The Second of July’s Importance

This year, July 4th, which falls on a Monday, and will be celebrated as America’s Independence Day around the country. Americans remember that date, in 1776, as the day that John Hancock, as president of the Second Continental Congress, put quill to ink and then parchment, to affix his signature in a bold stroke at the bottom of the Declaration of Independence. Interestingly, only one other person signed their name to the document that day, secretary to the Second Continental Congress, Charles Thompson.

However, the important date to remember, is today, July 2. On this date in 1776, the Second Continental Congress will adopt Virginia delegate Richard Henry Lee’s resolution to declare independence from Great Britain. This document, crafted by another Virginia, Thomas Jefferson, was originally brought up for debate in June. By June 28th, Jefferson, chosen by a sub-committee to write the declaration, had presented it to Congress assembled in Philadelphia for review.

Artist Charles E. A. Dumaresq’s rendition of the Second Continental Congress signing the Declaration of Independence

Continue reading “The Second of July’s Importance”

Remembering John and Abigail (part two)


Abigail StatuePart two of two

“Remember the ladies,” Abigail Adams wrote in a letter to her husband during his service in the Continental Congress. And those words are how we now most often remember her: “Remember the ladies.”

And John did. He pined for her. His long public career—in the Continental Congress, as a minister in Europe, as vice president, as president—kept them apart for long stretches. They spent ten of their fifty-four years of marriage separated by war, by sea, by duty.

So they wrote—some 1200 letters in all. “My dearest friend,” he addressed her, and he meant it.

The lively correspondence between John and Abigail illuminates not only a great American love story but also a great political partnership. Among the company of great Founders, Abigail was the one forced to stay at home—by social convention and family duty—but she refused to be forgotten. Continue reading “Remembering John and Abigail (part two)”

Remembering John and Abigail (part one)


AdamsStatueFacePart one of two

When Abigail Adams died in late October, 1818, her husband, John, brokenhearted, said, “I wish I could lie down beside her and die, too.”

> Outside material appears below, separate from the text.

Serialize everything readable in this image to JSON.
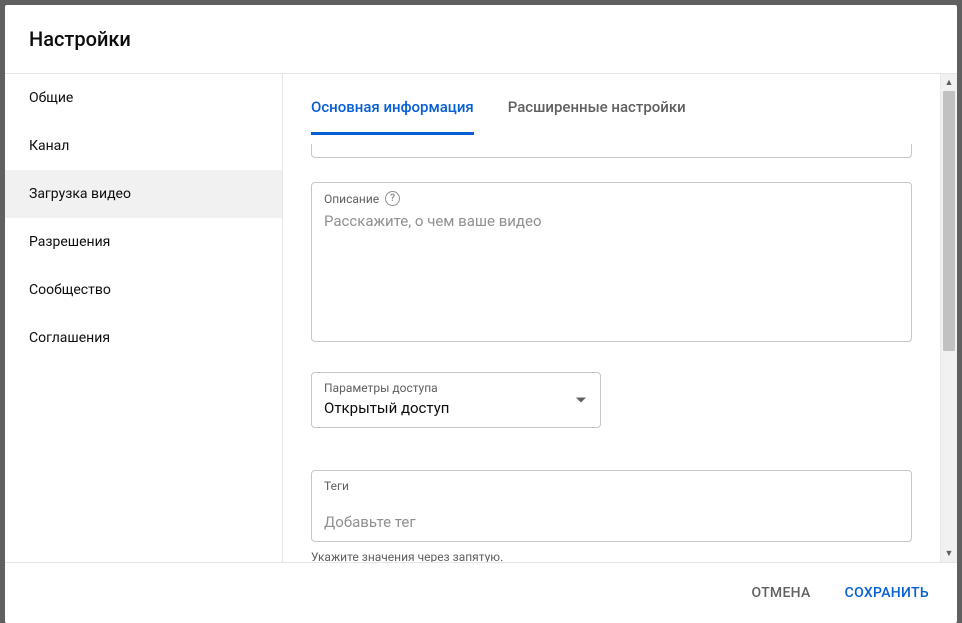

Today, the two are entombed side by side, along with their son John Quincy and his wife, Louisa Catherine, in a well-lit, whitewashed crypt beneath the United First Parish Church in Quincy, Mass. I’ve come here to pay my respects to the former presidents and first ladies, but mostly I’m here to say thanks to John, and to remember him because he worried he’d be forgotten. Continue reading “Remembering John and Abigail (part one)”

ERW Weekender – Yorktown



Rev War Wednesday and Emerging Revolutionary War is pleased to welcome guest historian Kate Gruber. 

Let me guess– you are a Rev War Nerd who is the best friend of/dating/married to a Civil War Nut.

I recognize the symptoms. You have often thought that the third person in your relationship might just be Shelby Foote.  Hardtack is just not something you can get voluntarily excited about. The idea of blue and grey is not nearly as appealing as red and blue. You have been dragged to Gettysburg when you really wanted to check out Valley Forge.

Friends, you are not alone. I myself am a Nerd married to a Nut, and I am here to tell you that your problems might just be solved by spending some quality time in historic Yorktown, Virginia. Continue reading “ERW Weekender – Yorktown”

Committees of Correspondence = 18th Century Social Media?


Information. Communication. Solidarity. Linkage. Friendship. Point-of-view. Identity. Current Events.

These words describe reasons in the 20th century why people joined and continue to join social media platforms, especially Facebook.

Approximately 240 years before Facebook was launched in February 2004, the first major attempt at achieving all the proponents above was the job function of the various Committees of Correspondence established in the thirteen American Colonies. Continue reading “Committees of Correspondence = 18th Century Social Media?”